▶ [AIM OF THE TASK]: Your task is to find every line in the records that holds the string "screenshot" and copy it.

:: MATERIAL SUPPLIED

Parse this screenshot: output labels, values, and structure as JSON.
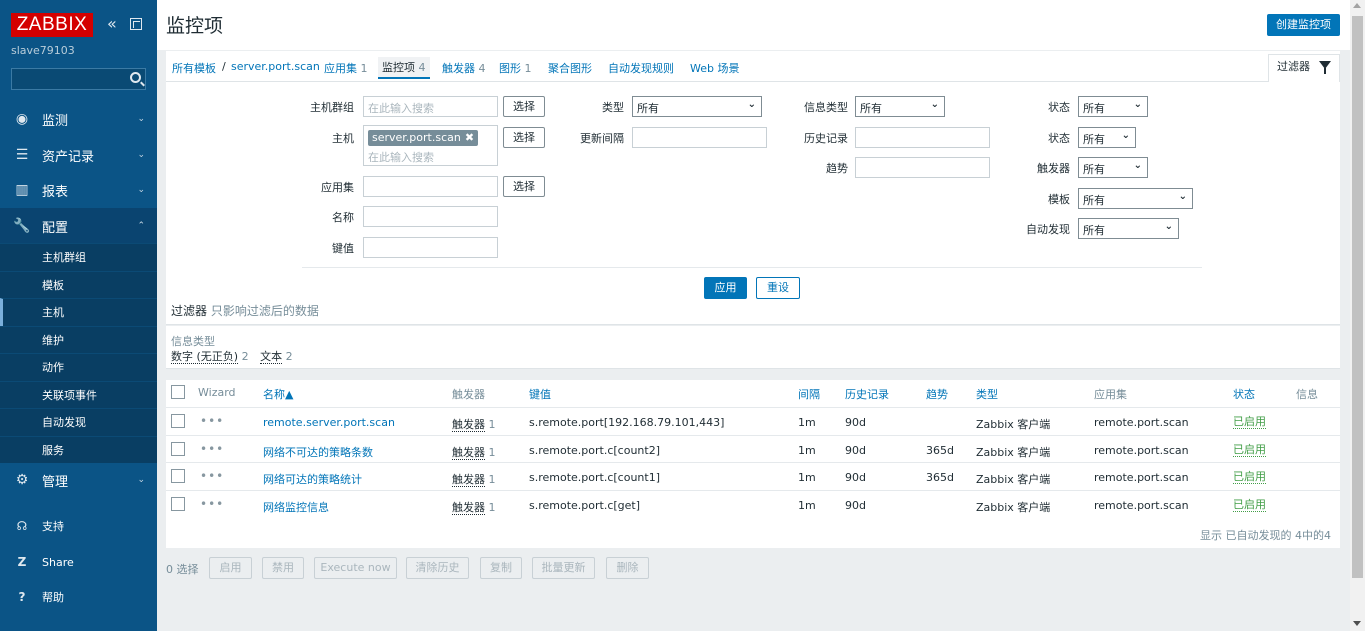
{
  "sidebar": {
    "logo": "ZABBIX",
    "server_name": "slave79103",
    "menu": [
      {
        "label": "监测",
        "icon": "eye-icon"
      },
      {
        "label": "资产记录",
        "icon": "list-icon"
      },
      {
        "label": "报表",
        "icon": "bar-chart-icon"
      },
      {
        "label": "配置",
        "icon": "wrench-icon"
      },
      {
        "label": "管理",
        "icon": "gear-icon"
      }
    ],
    "submenu": [
      "主机群组",
      "模板",
      "主机",
      "维护",
      "动作",
      "关联项事件",
      "自动发现",
      "服务"
    ],
    "bottom": [
      {
        "label": "支持",
        "icon": "headset-icon"
      },
      {
        "label": "Share",
        "icon": "zabbix-share-icon"
      },
      {
        "label": "帮助",
        "icon": "help-icon"
      }
    ]
  },
  "header": {
    "title": "监控项",
    "create_button": "创建监控项"
  },
  "tabs": {
    "all_templates": "所有模板",
    "sep": "/",
    "host": "server.port.scan",
    "applications": "应用集",
    "applications_count": "1",
    "items": "监控项",
    "items_count": "4",
    "triggers": "触发器",
    "triggers_count": "4",
    "graphs": "图形",
    "graphs_count": "1",
    "screens": "聚合图形",
    "discovery": "自动发现规则",
    "web": "Web 场景",
    "filter_tab": "过滤器"
  },
  "filter": {
    "host_group_label": "主机群组",
    "host_group_placeholder": "在此输入搜索",
    "select_label": "选择",
    "host_label": "主机",
    "host_tag": "server.port.scan",
    "host_placeholder": "在此输入搜索",
    "application_label": "应用集",
    "name_label": "名称",
    "key_label": "键值",
    "type_label": "类型",
    "type_value": "所有",
    "interval_label": "更新间隔",
    "info_type_label": "信息类型",
    "info_type_value": "所有",
    "history_label": "历史记录",
    "trends_label": "趋势",
    "status_label": "状态",
    "status_value": "所有",
    "state_label": "状态",
    "state_value": "所有",
    "triggers_label": "触发器",
    "triggers_value": "所有",
    "template_label": "模板",
    "template_value": "所有",
    "discovery_label": "自动发现",
    "discovery_value": "所有",
    "apply": "应用",
    "reset": "重设",
    "note_prefix": "过滤器",
    "note_rest": "只影响过滤后的数据"
  },
  "facets": {
    "title": "信息类型",
    "items": [
      {
        "label": "数字 (无正负)",
        "count": "2"
      },
      {
        "label": "文本",
        "count": "2"
      }
    ]
  },
  "table": {
    "headers": {
      "wizard": "Wizard",
      "name": "名称▲",
      "triggers": "触发器",
      "key": "键值",
      "interval": "间隔",
      "history": "历史记录",
      "trends": "趋势",
      "type": "类型",
      "applications": "应用集",
      "status": "状态",
      "info": "信息"
    },
    "rows": [
      {
        "name": "remote.server.port.scan",
        "triggers": "触发器",
        "trig_count": "1",
        "key": "s.remote.port[192.168.79.101,443]",
        "interval": "1m",
        "history": "90d",
        "trends": "",
        "type": "Zabbix 客户端",
        "application": "remote.port.scan",
        "status": "已启用"
      },
      {
        "name": "网络不可达的策略条数",
        "triggers": "触发器",
        "trig_count": "1",
        "key": "s.remote.port.c[count2]",
        "interval": "1m",
        "history": "90d",
        "trends": "365d",
        "type": "Zabbix 客户端",
        "application": "remote.port.scan",
        "status": "已启用"
      },
      {
        "name": "网络可达的策略统计",
        "triggers": "触发器",
        "trig_count": "1",
        "key": "s.remote.port.c[count1]",
        "interval": "1m",
        "history": "90d",
        "trends": "365d",
        "type": "Zabbix 客户端",
        "application": "remote.port.scan",
        "status": "已启用"
      },
      {
        "name": "网络监控信息",
        "triggers": "触发器",
        "trig_count": "1",
        "key": "s.remote.port.c[get]",
        "interval": "1m",
        "history": "90d",
        "trends": "",
        "type": "Zabbix 客户端",
        "application": "remote.port.scan",
        "status": "已启用"
      }
    ],
    "footer": "显示 已自动发现的 4中的4"
  },
  "actions": {
    "selected": "0 选择",
    "enable": "启用",
    "disable": "禁用",
    "execute_now": "Execute now",
    "clear_history": "清除历史",
    "copy": "复制",
    "mass_update": "批量更新",
    "delete": "删除"
  },
  "colors": {
    "sidebar_bg": "#0b5486",
    "logo_bg": "#d40000",
    "link": "#0275b8",
    "enabled": "#429e47"
  }
}
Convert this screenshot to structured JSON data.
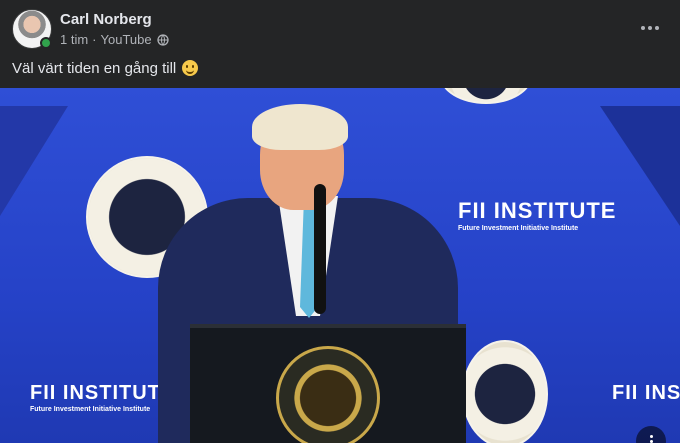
{
  "post": {
    "author": "Carl Norberg",
    "time": "1 tim",
    "source": "YouTube",
    "separator": "·",
    "text": "Väl värt tiden en gång till",
    "text_emoji": "slightly-smiling-face-emoji",
    "audience_icon": "globe-icon",
    "more_icon": "more-horizontal-icon"
  },
  "video": {
    "banner_text": "FII INSTITUTE",
    "banner_tagline": "Future Investment Initiative Institute",
    "menu_icon": "more-vertical-icon",
    "colors": {
      "backdrop": "#2f4fd6",
      "podium": "#15191f",
      "tie": "#5fb8dc"
    }
  },
  "colors": {
    "background": "#242526",
    "text_primary": "#e4e6eb",
    "text_secondary": "#b0b3b8",
    "online": "#31a24c"
  }
}
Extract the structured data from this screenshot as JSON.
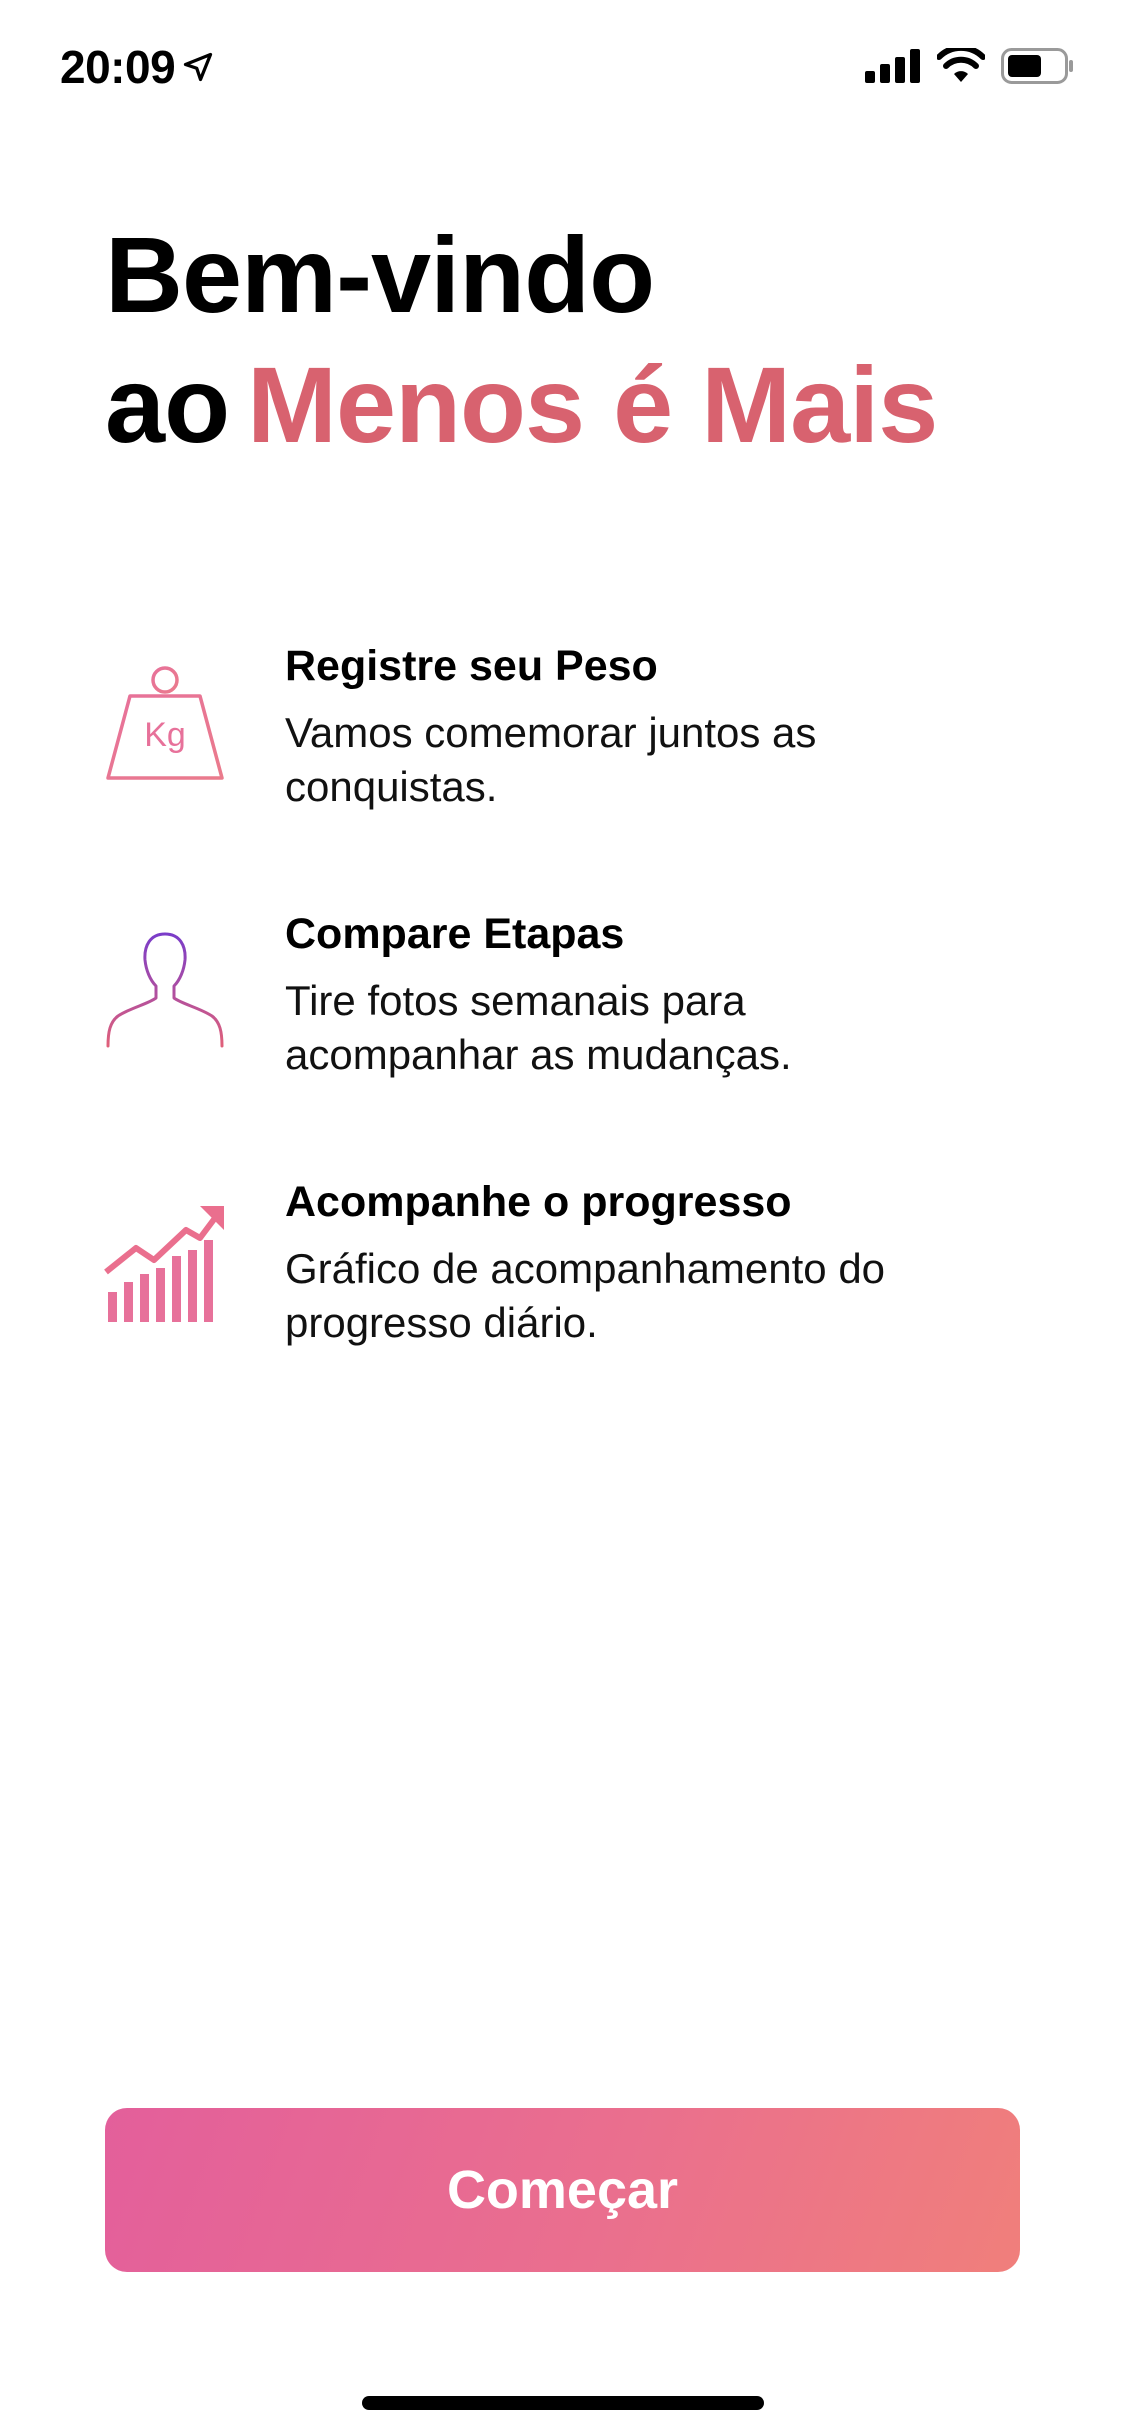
{
  "status_bar": {
    "time": "20:09",
    "icons": [
      "location-arrow-icon",
      "cellular-signal-icon",
      "wifi-icon",
      "battery-icon"
    ]
  },
  "title": {
    "line1": "Bem-vindo",
    "line2_prefix": "ao",
    "line2_accent": "Menos é Mais"
  },
  "features": [
    {
      "icon": "weight-kg-icon",
      "heading": "Registre seu Peso",
      "desc_line1": "Vamos comemorar juntos as",
      "desc_line2": "conquistas."
    },
    {
      "icon": "person-silhouette-icon",
      "heading": "Compare Etapas",
      "desc_line1": "Tire fotos semanais para",
      "desc_line2": "acompanhar as mudanças."
    },
    {
      "icon": "progress-chart-icon",
      "heading": "Acompanhe o progresso",
      "desc_line1": "Gráfico de acompanhamento do",
      "desc_line2": "progresso diário."
    }
  ],
  "weight_icon_label": "Kg",
  "cta": {
    "label": "Começar"
  },
  "colors": {
    "accent": "#d8626f",
    "button_gradient_start": "#e35f9b",
    "button_gradient_end": "#f07f7b",
    "icon_pink": "#e7719a",
    "icon_purple": "#7a3cc9"
  }
}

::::

▶ [RESULT]:
Parse this screenshot: output labels, values, and structure as JSON.
Convert this screenshot to structured JSON data.
Extract the structured data from this screenshot as JSON.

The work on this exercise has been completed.